SEVIERVILLE, Tenn. — East Tennessee authorities said school safety is a top priority as students return to the classroom.
And already, they've arrested and/or cited at least four people for threatening violence on school grounds this academic year. Two of those people were juveniles; the other two were 18-year-olds.
In Sevierville, police said a juvenile was arrested and charged on Aug. 31 after detectives learned about a possible threat of violence on social media towards Sevier County High School.
RELATED: SPD: Juvenile charged with threatening violence toward Sevier County High School on social media
"Today's society is not the place to make a threat — especially jokingly —regarding school violence, or violence to other students, friends, family," Detective Sergeant Graham Brantley of the Sevierville Police Department said. "We investigate all the threats that come in to ensure that our schools are safe."
Brantley said the threats came from text messages in previous years, but authorities are now keeping a close eye on social media too.
The Grainger County Sheriff's Office charged 18-year-old Logan Daniels of Hamblen County with threatening mass violence at a school or school activity after records show they confirmed a video existed of him "threatening to shoot a student and also shoot up Grainger High School."
That charge is a Class A Misdemeanor under a law passed during the 2021 legislative session.
"We used to have to look at options just as basic as harassment or assault," Brantley said. "Recently, a law was passed that allows us to act a little more vigilantly against it."

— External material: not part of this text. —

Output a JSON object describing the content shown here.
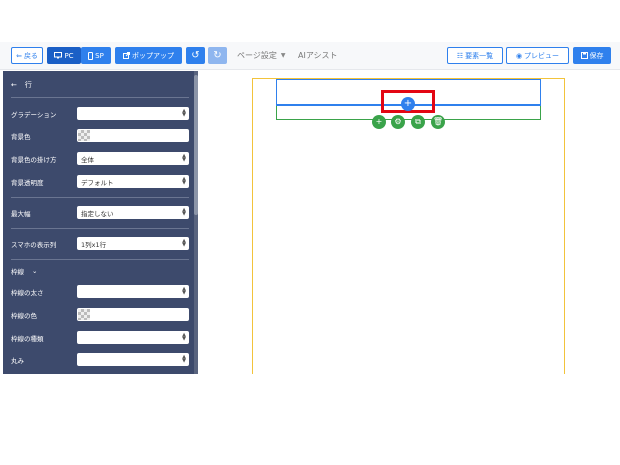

Alcoa Police said they cited a juvenile for making a prank phone to the front office of Alcoa Middle School "threatening bodily harm to three staff members."
In Knox County, the sheriff's office arrested a former student — 18-year-old Aidan Eldridge — for bringing a rifle onto school property at a Christian Academy of Knoxville football game.
"If they make threats and then continue to act like they're going to follow through with it, it's going to be much more serious and they're going to have a harder time to deal with that moving forward," Brantley said.